By Jess Scanlon
Fake blood, zombies and a vampire slayer named Buffy — oh my.
Rider will dedicate its second annual film symposium, titled “A Mini Course in Horror,” to the genre. The four-day event will feature screenings of popular shows such as The Twilight Zone, Buffy the Vampire Slayer and the Simpsons; classic films such as The Wolf Man, Night of the Living Dead and The Texas Chainsaw Massacre; panels about the various aspects of horror; and a student film competition.
“It’s one of the most diverse genres in film, with countless sub-genres, and no true definition of what makes a horror film,” said Zach Bowen, a senior English major with a concentration in cinema studies. “Everyone has their own opinions of how they like their horror and how they would characterize the genre.”
The events show exactly how broad the horror genre can be, as their subject matter ranges from popular television programs to obscure foreign films. House, a Japanese cult film that was just released in the United States, will make its New Jersey premiere at the Horror Film Symposium (see Review, p. 7).
“What makes horror so unique is that it can act as the perfect metaphor,” Bowen said. “Stories are meant to have purpose and meaning behind them.”
To make those meanings clearer, the event will host a number of panels on the topic, starting with “What is Horror and Why Do We Like It?” A second panel, “The Horror, the Drama, the Comedy, the Industry: Life in Television,” will focus on television horror in Hollywood that same day.
Hollywood’s definition of horror will not go unchallenged. The second day features the Korean monster movie The Host and a Swedish vampire flick, Let the Right One In, as well as a panel on international horror films.
“There’s a lot of basic tenets that hold true for both,” said Dr. Daria Cohen, associate professor of Spanish and a participant in the panel. She will most likely be focusing on the French film High Tension and the Argentine Sangre de Vírgenes (Blood of the Virgins).
Rider students will also get a chance to demonstrate their own flair for creating works of horror. The last day of the event features a student film festival where short films will be screened and students can vote for their favorite.
“The creativity’s been wonderful,” said Dr. Barry Janes, professor of communication.

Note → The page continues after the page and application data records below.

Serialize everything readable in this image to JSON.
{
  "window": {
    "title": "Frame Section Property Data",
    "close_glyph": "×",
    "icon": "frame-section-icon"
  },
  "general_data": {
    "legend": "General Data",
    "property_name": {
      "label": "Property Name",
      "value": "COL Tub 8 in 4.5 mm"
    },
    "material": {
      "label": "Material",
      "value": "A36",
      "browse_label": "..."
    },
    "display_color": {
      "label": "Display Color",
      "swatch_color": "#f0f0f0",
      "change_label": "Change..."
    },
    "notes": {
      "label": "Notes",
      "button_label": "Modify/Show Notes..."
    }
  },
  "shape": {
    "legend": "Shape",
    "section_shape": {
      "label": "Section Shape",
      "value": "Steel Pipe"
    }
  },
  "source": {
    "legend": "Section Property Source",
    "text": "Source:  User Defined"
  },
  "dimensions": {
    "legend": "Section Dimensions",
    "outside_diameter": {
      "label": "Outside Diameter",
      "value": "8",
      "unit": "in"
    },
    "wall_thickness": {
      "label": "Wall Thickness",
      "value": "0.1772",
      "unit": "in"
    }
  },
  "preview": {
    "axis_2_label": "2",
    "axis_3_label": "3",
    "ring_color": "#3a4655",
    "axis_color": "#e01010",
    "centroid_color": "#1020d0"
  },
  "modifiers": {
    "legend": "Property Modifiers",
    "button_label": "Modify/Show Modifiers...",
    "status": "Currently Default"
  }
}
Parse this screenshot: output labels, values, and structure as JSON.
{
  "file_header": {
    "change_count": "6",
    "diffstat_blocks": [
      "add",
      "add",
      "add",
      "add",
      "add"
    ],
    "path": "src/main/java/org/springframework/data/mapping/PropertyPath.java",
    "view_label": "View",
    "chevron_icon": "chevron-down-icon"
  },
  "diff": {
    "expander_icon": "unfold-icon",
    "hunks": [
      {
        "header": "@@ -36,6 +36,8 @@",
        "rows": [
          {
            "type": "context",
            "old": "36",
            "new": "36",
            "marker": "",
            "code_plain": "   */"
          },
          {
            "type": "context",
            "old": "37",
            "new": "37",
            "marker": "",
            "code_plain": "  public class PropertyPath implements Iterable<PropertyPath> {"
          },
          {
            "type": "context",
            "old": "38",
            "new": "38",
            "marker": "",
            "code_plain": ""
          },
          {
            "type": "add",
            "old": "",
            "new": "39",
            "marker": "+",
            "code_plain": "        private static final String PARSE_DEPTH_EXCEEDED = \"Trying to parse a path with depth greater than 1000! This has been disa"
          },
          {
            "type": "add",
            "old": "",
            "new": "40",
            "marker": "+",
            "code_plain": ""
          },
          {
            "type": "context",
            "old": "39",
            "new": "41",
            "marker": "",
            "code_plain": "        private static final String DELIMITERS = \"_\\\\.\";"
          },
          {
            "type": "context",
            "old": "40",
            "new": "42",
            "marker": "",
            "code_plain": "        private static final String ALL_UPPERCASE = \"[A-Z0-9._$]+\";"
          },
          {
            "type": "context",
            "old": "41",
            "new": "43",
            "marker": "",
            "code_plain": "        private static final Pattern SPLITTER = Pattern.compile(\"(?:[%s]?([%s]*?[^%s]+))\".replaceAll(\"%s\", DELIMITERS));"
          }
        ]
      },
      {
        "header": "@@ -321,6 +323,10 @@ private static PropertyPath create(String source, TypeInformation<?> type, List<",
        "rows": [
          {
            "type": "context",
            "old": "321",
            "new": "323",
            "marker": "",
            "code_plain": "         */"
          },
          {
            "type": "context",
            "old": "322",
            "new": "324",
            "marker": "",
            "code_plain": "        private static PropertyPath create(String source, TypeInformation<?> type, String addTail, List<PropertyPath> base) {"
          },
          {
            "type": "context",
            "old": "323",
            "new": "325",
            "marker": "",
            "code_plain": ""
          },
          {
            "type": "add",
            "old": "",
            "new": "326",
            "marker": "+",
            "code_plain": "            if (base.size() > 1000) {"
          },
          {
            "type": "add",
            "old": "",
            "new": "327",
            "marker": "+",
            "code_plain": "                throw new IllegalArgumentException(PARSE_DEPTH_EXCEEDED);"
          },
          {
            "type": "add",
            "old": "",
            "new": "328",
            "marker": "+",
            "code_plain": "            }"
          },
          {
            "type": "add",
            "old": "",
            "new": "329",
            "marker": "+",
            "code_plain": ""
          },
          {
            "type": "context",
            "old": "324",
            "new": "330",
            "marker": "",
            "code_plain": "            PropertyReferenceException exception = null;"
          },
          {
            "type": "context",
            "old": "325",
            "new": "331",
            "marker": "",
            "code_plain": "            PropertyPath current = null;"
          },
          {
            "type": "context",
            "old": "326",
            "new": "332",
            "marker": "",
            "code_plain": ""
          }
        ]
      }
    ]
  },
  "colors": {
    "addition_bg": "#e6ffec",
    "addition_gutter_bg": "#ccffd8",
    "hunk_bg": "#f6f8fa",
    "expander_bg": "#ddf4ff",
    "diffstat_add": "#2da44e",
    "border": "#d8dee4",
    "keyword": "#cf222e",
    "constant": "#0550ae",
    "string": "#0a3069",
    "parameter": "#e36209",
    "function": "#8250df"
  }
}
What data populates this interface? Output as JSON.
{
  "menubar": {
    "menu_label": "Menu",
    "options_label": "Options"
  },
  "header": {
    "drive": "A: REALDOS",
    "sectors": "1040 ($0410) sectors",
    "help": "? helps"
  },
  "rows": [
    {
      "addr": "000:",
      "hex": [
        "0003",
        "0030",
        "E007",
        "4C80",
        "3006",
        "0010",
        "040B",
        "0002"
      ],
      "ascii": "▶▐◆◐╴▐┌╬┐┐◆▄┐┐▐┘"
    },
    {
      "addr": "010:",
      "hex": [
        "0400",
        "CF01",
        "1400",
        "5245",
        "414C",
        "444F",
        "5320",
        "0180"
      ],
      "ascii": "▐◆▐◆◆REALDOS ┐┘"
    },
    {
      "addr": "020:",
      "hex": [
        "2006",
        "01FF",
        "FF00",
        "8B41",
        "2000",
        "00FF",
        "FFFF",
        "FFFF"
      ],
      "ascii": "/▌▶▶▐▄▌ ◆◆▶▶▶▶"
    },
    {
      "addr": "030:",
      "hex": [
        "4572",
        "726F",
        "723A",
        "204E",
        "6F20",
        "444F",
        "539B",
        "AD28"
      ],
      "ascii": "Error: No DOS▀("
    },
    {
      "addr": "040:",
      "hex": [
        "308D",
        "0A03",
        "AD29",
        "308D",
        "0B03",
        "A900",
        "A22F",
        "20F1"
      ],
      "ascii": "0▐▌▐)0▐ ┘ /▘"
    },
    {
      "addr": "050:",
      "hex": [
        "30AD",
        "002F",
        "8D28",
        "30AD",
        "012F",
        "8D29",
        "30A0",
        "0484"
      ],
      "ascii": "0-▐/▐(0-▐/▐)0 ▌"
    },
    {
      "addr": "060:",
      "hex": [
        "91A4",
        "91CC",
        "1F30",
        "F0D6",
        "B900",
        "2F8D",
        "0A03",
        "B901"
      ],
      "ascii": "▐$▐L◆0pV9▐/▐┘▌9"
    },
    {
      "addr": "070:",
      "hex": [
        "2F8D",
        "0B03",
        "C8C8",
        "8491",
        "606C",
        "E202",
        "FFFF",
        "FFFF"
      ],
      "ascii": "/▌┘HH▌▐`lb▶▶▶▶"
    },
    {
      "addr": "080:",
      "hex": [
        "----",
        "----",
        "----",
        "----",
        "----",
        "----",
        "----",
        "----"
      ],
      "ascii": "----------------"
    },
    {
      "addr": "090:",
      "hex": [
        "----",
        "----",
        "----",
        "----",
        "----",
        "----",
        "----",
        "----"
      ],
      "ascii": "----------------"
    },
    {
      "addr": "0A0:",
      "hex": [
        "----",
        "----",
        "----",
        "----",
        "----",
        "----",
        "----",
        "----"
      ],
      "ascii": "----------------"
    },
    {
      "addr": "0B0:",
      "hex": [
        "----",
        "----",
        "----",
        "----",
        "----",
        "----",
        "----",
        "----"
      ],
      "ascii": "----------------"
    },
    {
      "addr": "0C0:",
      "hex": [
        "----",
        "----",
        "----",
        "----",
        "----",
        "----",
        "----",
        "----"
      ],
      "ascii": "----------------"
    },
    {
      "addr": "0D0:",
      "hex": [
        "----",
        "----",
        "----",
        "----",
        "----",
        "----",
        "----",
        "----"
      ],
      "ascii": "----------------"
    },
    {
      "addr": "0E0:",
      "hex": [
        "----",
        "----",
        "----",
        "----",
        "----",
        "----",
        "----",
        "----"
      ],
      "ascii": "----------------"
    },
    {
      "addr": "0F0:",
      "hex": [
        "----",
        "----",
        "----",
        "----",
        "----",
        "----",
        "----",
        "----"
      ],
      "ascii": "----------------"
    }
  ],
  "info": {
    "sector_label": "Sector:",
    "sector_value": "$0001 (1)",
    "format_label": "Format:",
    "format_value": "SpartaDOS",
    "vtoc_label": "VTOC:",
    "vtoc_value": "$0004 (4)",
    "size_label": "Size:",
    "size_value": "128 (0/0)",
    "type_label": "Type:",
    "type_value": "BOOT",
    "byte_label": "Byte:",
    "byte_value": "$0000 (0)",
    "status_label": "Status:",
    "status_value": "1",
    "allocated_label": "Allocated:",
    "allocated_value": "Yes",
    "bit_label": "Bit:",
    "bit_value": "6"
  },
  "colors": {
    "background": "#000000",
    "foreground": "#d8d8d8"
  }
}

Despite admitting that “horror is not my forte,” he is helping to run the student film festival and is participating in the “What is Horror” panel.
Slasher, zombie, vampire and monster movies will share the spotlight with popular television shows and classic movies. Stories will be shown on the screen as academia explain them in social, political and feminist contexts as well as gallons of fake blood and dozens of fake limbs.
“There’s a tongue-in-cheek quality about horror,” said Dr. Cynthia Lucia, associate professor of English and director of the film and media studies program.
The Horror Film Symposium kicks off on March 2. For a complete list of events, see p. 2.